He said the behavior of the Egyptian security forces was contrary to the president’s promises of freedom of thought and expression. Sennawi added that the current political approach of the state is unclear and its decisions on the security system are arbitrary.
George Isaac, a member of the National Human Rights Council, said that Sisi announced on May 16 a pardon of 332 prisoners accused of criminal offenses, but only four were released.
Isaac hopes that prisoners of conscience and those who did not participate in acts of violence will be released. He was surprised by the latest wave of random arrests and is working on a petition to be sent to Sisi requesting the immediate release of those not convicted of violence.
Isaac believes “the behavior of the security forces in Egypt is too harsh and that continued oppression will drive Egyptian youth into complete despair.”

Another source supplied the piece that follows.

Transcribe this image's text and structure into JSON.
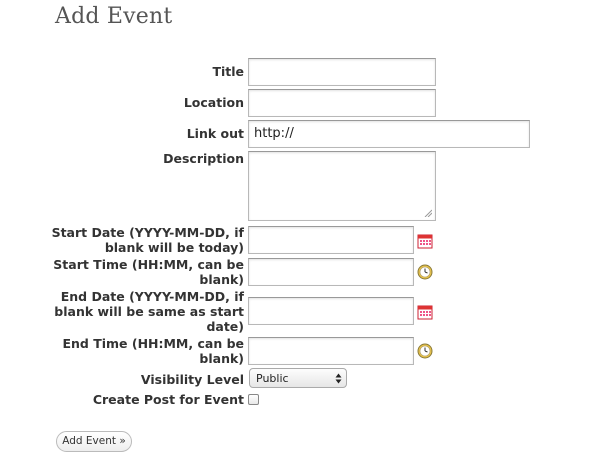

Alaa Abed, head of the Egyptian Parliamentary Committee on Human Rights, said: “Political activists were arrested for participating in cases that threatened Egypt’s national security, such as the leak of false data abroad, unproven criticism of the government. This must be stopped in order to preserve the national security system. ”
In turn, the head of the Egyptian Parliamentary Committee on Foreign Affairs, Tarek Radwan, believes that relations between Egypt and European countries, as well as relations between Egypt and the United States, are governed by common interests and cannot be affected by concerns about citizens’ freedoms.
On May 24, the White House issued a statement expressing concern of the US administration over the arrests of peaceful activists in Egypt by the country’s authorities. The Egyptian government has not yet commented on this statement.
On July 24, 2017, Amnesty International called on the EU to take clear positions on the issue of human rights and freedoms in Egypt. Amnesty International also emphasized that strengthening relations between the EU and Egypt cannot be carried out at the expense of human rights.
Since Sisi was elected to a second term, authorities have arrested dozens of critics, who were then interrogated on charges of spreading false information and participating in the activities of banned groups or terrorist organizations.
Dawood said on his Facebook page: “We adhere to our right to a better Egypt, life, freedom and social justice. We are warning of current political sanctions. ”